This of course, brought up questions about Amazon's Kindle application for iOS. Amazon requires you to buy Kindle books through Amazon.com and then download them to your iOS device later, a method that Apple has now apparently outlawed. It's not clear whether these new rules will affect Amazon since Apple and Amazon aren't talking about the reported new app policy.
So once again, we have big, bad Apple stomping out activities it doesn't like or that it feels aren't in its interests. Right. So basically nothing's changed.
Why don't we all agree that this open vs. closed argument is getting old, at least when we're talking about Apple. The fact is Apple continues to lock down its products with incoherent app rejection policies, the introduction of the Mac App Store and its lost war against iOS device jailbreakers. But guess what? People keep buying Apple products, and there's no sign that trend is going to slow down any time soon.
Apple recently announced it had sold its 10 billionth iOS app after launching its third-party app store in 2008. For its most recent quarter ending December 25, Apple said iPhone sales were up 86 percent compared with the same time period the previous year. Mac sales for the quarter were up 23 percent. Apple also reported it had sold 7.33 million iPads for the quarter. That means there are now nearly 15 million iPad devices in the wild downloading apps and content from Apple.
The fact is consumers don't seem to care about whether Apple's products are closed or open. They just want a device that works, and one they like to use. The majority of Apple's users don't appear to be interested in jailbreaking an iPhone or rooting an Android device so it can be configured to perfectly suit their needs. They don't want to find out how to take full control of an OS X or Linux computer by using the command line. They just want to use the shiny Apple toy they see in all those commercials and magazine ads. I say, let them.
Now don't get me wrong, open computer systems that give you control of your device and the content you purchase are important. But the fact is, the majority of Apple customers aren't listening to pleas for openness. That means Apple's not listening.
So let Apple fans use their iOS devices to read DRM-controlled e-books from Amazon and iBooks, and downloadable movies that you can only watch using Apple software.
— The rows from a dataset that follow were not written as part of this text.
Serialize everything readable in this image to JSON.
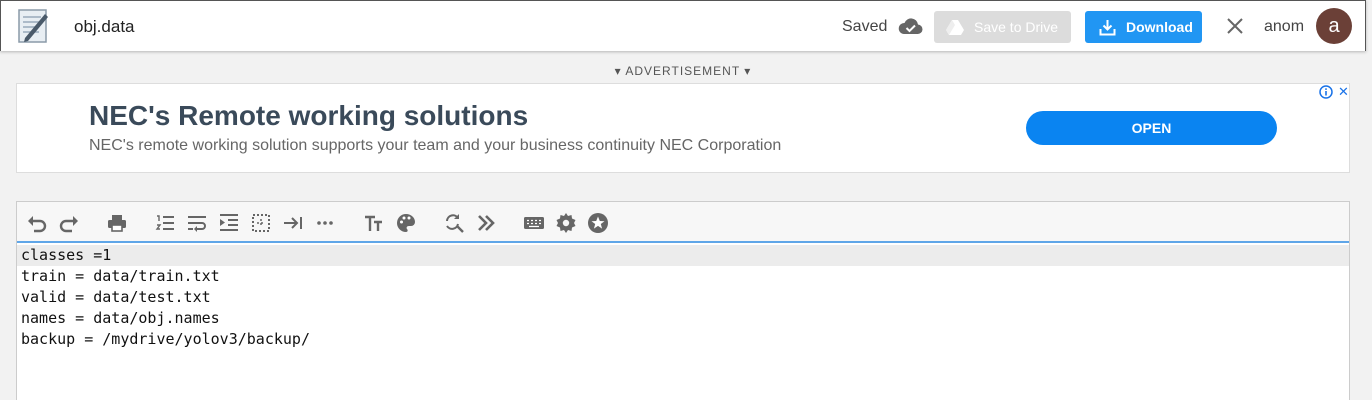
{
  "header": {
    "filename": "obj.data",
    "saved_label": "Saved",
    "save_to_drive_label": "Save to Drive",
    "download_label": "Download",
    "user_name": "anom",
    "avatar_letter": "a"
  },
  "ad": {
    "label": "▾ ADVERTISEMENT ▾",
    "title": "NEC's Remote working solutions",
    "description": "NEC's remote working solution supports your team and your business continuity NEC Corporation",
    "cta": "OPEN"
  },
  "toolbar": {
    "icons": [
      "undo-icon",
      "redo-icon",
      "print-icon",
      "line-numbers-icon",
      "word-wrap-icon",
      "indent-icon",
      "select-all-icon",
      "tab-icon",
      "more-icon",
      "font-size-icon",
      "palette-icon",
      "find-replace-icon",
      "jump-icon",
      "keyboard-icon",
      "settings-icon",
      "star-icon"
    ]
  },
  "editor": {
    "lines": [
      "classes =1",
      "train = data/train.txt",
      "valid = data/test.txt",
      "names = data/obj.names",
      "backup = /mydrive/yolov3/backup/"
    ]
  },
  "colors": {
    "download_button": "#2196f3",
    "ad_open_button": "#0a84f1",
    "avatar": "#6b4037"
  }
}
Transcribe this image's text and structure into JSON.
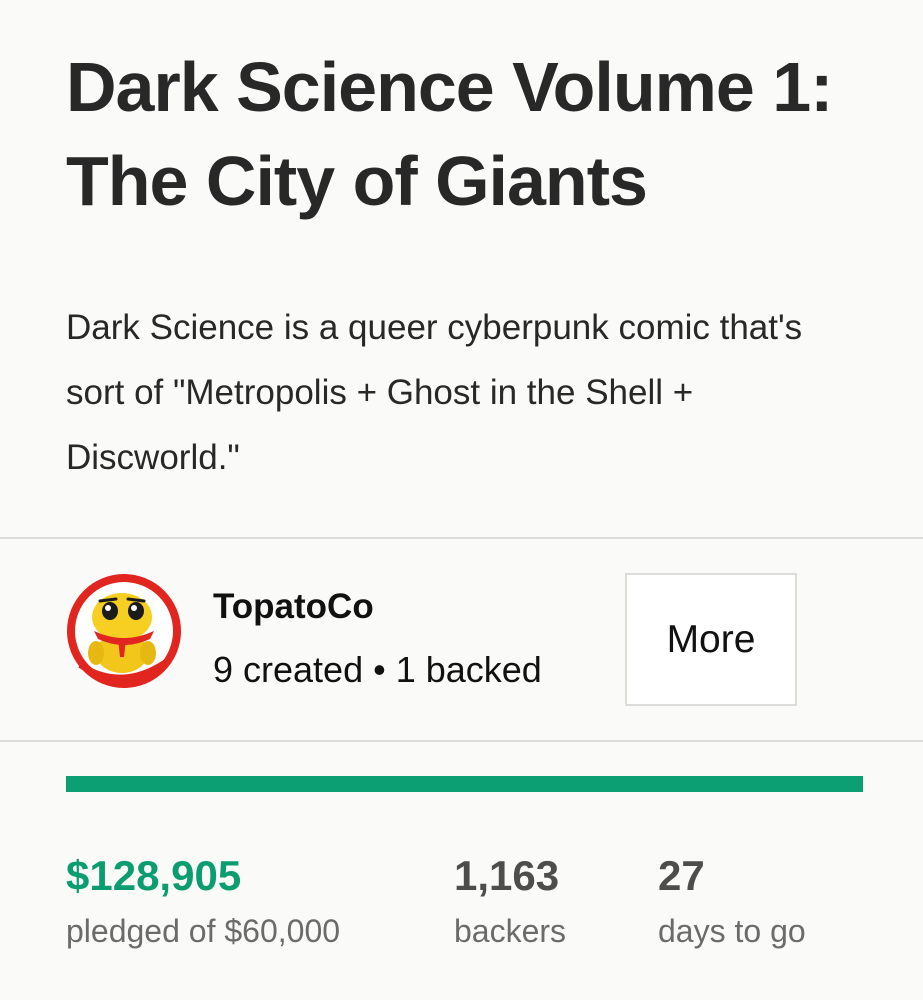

If people wanted openness from Apple, they would vote with their dollars and buy something else. So far, that's not happening.